Where "title" occurs in a line of the entries below, copy that line.

Data items:
============================================================
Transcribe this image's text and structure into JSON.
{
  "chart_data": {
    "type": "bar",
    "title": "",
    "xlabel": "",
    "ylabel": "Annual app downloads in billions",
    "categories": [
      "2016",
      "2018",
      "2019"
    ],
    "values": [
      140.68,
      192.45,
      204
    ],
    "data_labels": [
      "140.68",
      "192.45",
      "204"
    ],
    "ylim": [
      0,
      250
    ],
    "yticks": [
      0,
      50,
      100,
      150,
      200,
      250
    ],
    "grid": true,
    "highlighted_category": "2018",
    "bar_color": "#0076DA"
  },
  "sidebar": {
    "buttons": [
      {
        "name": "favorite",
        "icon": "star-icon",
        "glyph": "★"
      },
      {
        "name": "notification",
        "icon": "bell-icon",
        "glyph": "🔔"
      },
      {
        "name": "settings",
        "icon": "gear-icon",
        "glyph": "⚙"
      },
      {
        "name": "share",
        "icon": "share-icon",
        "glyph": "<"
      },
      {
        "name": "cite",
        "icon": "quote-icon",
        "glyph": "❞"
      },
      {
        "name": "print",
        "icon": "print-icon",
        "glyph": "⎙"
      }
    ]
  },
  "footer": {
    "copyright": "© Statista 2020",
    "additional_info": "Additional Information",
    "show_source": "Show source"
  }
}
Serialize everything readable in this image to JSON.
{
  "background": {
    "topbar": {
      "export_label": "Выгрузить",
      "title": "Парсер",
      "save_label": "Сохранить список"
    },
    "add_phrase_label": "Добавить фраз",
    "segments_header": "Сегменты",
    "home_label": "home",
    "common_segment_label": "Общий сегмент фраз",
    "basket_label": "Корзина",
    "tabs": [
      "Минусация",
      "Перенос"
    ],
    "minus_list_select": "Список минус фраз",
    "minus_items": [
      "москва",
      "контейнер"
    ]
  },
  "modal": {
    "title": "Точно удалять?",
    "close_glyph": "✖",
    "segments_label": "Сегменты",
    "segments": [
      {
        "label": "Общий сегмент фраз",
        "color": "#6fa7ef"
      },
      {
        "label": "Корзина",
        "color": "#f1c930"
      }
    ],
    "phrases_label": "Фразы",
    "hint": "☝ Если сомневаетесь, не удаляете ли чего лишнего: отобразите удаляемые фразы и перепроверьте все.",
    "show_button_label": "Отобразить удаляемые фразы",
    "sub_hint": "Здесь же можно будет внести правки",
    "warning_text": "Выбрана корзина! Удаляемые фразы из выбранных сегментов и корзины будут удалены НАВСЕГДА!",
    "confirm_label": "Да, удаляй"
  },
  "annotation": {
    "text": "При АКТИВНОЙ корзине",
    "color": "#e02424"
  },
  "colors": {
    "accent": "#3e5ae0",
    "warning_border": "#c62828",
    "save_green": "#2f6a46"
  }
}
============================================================
- [The answer]
    "title": "",
      "title": "Парсер",
    "title": "Точно удалять?",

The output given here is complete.